◆ Task material ◆
++++++++

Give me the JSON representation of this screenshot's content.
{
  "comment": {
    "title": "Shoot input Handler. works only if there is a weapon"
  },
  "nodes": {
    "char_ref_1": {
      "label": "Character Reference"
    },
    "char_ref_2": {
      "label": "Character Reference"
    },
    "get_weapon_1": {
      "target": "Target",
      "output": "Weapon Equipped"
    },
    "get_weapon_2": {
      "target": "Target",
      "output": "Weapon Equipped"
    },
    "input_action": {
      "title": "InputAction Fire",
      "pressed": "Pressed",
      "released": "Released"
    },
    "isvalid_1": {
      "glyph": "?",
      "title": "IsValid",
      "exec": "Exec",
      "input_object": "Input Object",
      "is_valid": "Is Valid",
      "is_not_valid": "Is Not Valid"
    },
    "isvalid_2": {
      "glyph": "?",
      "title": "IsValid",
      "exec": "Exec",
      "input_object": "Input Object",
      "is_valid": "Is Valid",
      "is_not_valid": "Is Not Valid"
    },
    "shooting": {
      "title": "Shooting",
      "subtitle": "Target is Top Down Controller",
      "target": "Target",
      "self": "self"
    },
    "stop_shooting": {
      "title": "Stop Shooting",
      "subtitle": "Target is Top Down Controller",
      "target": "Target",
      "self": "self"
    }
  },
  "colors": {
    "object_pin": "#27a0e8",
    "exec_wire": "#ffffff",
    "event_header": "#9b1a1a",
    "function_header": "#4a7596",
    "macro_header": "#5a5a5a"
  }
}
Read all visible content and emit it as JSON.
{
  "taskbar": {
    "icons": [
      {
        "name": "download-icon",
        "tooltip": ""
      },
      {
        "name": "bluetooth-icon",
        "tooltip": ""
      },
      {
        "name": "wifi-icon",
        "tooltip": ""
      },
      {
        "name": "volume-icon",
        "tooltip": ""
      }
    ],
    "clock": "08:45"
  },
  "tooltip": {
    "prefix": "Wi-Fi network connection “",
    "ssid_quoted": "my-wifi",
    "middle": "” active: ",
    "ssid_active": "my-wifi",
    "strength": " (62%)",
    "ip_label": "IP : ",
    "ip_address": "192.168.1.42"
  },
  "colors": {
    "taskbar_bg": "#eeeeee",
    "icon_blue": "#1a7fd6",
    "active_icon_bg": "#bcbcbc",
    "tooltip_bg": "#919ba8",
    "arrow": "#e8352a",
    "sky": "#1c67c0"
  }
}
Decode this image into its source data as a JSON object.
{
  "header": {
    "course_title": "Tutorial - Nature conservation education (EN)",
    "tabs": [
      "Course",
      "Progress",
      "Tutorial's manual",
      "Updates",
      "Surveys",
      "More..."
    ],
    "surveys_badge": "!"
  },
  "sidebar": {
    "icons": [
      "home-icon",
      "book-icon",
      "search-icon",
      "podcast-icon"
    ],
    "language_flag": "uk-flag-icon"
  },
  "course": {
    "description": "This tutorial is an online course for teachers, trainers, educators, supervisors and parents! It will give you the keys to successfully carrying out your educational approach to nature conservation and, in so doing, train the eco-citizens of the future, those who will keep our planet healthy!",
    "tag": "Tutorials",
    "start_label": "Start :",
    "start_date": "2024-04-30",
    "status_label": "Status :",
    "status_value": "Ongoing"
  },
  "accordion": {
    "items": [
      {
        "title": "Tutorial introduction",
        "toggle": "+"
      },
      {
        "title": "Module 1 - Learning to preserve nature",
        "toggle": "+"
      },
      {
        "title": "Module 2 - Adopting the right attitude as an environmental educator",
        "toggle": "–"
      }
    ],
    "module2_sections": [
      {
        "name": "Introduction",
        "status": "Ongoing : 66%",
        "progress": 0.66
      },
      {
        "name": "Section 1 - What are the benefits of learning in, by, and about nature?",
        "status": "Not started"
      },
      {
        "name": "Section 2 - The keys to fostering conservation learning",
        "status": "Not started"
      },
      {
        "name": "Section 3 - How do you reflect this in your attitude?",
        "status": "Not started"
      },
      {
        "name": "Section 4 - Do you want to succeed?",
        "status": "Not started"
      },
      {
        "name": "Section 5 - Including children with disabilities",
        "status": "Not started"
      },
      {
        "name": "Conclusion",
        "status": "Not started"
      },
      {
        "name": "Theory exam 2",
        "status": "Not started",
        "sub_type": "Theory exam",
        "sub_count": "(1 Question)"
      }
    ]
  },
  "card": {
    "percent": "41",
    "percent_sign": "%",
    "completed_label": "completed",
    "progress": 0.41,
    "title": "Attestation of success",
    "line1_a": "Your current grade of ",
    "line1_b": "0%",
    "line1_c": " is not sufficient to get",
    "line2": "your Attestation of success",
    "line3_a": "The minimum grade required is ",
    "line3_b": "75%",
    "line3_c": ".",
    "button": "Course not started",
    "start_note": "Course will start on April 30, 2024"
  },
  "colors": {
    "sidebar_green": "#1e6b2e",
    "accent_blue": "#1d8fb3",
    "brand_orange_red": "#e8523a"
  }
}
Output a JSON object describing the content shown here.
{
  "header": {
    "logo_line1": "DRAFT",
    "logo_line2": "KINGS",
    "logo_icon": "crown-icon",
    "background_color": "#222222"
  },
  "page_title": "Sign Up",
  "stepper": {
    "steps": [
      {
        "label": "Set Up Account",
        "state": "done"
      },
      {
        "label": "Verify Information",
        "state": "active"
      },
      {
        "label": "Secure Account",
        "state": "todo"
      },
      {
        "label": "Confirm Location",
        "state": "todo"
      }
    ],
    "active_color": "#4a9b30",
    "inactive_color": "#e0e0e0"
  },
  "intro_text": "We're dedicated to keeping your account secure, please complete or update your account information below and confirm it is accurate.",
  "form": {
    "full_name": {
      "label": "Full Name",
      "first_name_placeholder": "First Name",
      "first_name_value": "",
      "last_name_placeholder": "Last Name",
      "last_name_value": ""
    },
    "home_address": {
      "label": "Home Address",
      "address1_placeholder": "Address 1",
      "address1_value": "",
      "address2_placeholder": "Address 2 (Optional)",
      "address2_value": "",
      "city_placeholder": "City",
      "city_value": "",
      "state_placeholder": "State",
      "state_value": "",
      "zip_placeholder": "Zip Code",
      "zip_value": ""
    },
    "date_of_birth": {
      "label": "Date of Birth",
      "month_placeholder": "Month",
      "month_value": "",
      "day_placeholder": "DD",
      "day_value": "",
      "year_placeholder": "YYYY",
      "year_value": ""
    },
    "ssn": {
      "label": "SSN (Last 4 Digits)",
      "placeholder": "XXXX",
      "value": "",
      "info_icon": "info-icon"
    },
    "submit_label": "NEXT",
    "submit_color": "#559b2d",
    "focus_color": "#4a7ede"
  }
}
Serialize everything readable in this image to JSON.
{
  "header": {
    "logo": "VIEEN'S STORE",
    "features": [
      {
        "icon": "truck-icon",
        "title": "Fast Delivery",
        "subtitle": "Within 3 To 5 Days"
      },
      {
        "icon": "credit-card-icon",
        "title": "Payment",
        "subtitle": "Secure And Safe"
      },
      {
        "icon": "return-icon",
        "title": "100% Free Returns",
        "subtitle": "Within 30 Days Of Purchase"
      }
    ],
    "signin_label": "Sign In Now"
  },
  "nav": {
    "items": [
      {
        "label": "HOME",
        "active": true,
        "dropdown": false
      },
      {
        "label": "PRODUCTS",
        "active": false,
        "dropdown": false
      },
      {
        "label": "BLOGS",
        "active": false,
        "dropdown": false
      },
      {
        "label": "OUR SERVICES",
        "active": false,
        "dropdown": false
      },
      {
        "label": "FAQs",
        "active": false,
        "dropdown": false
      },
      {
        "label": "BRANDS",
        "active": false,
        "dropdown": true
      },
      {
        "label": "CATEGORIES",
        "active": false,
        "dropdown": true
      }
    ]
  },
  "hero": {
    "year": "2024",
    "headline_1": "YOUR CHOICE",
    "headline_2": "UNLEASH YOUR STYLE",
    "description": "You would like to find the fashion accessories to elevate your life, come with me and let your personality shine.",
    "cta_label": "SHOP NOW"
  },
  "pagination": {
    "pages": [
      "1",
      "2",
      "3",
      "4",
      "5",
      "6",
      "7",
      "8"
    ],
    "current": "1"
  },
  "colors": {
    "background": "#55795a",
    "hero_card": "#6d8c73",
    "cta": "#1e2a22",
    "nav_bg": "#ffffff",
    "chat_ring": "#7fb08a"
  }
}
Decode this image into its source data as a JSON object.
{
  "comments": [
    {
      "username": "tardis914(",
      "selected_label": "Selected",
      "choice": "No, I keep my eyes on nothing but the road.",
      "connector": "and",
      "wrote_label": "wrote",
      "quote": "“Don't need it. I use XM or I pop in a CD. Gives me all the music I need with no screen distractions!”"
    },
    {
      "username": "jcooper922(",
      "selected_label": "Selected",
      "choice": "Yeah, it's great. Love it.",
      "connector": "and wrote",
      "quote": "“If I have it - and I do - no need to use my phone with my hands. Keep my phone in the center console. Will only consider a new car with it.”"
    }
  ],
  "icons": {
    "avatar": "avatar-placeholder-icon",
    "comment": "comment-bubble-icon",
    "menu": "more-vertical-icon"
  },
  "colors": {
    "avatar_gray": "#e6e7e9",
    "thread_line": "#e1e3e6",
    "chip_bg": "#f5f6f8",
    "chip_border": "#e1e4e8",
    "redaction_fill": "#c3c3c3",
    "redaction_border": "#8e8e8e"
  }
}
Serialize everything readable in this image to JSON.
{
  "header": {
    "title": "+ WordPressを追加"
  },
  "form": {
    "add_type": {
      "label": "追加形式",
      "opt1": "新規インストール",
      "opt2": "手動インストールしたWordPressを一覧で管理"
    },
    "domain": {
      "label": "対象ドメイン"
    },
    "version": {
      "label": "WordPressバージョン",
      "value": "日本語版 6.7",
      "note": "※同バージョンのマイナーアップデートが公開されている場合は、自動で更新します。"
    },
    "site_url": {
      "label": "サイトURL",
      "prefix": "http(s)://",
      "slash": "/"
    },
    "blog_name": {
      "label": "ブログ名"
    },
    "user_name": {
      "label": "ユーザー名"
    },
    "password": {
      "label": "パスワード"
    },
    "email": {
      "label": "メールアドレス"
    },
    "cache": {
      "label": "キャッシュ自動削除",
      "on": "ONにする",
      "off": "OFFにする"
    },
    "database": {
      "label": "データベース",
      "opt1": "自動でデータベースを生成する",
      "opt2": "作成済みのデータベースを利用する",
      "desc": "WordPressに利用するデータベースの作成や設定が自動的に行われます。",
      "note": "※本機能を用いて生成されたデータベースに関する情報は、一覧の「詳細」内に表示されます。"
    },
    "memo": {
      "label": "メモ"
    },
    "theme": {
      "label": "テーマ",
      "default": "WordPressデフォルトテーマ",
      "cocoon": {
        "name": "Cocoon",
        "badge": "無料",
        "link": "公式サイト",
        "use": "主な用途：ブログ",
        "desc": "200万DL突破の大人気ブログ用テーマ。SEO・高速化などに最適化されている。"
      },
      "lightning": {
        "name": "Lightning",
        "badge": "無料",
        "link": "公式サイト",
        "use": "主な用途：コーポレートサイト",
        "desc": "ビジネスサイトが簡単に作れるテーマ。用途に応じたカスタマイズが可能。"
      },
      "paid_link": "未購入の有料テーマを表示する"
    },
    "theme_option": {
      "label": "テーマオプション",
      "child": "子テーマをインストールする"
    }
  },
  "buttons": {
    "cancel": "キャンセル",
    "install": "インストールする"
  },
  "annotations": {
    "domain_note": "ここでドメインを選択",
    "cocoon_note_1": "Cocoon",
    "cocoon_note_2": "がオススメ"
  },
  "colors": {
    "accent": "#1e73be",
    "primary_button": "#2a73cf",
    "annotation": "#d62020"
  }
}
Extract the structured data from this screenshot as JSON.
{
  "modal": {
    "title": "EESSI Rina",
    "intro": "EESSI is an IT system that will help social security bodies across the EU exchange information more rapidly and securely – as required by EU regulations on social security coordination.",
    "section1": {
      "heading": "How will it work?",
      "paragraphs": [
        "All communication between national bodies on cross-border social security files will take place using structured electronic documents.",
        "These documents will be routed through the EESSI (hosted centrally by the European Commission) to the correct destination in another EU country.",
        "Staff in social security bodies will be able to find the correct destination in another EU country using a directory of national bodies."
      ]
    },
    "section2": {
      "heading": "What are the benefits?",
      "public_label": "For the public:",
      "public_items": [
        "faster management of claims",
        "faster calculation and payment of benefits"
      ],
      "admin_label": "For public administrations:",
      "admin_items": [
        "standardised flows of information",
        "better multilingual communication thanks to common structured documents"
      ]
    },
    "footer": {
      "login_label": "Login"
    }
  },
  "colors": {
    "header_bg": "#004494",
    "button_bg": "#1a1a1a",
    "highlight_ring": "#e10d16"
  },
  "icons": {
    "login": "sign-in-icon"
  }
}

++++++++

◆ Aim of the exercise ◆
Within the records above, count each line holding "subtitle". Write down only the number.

◆ Written answer ◆
5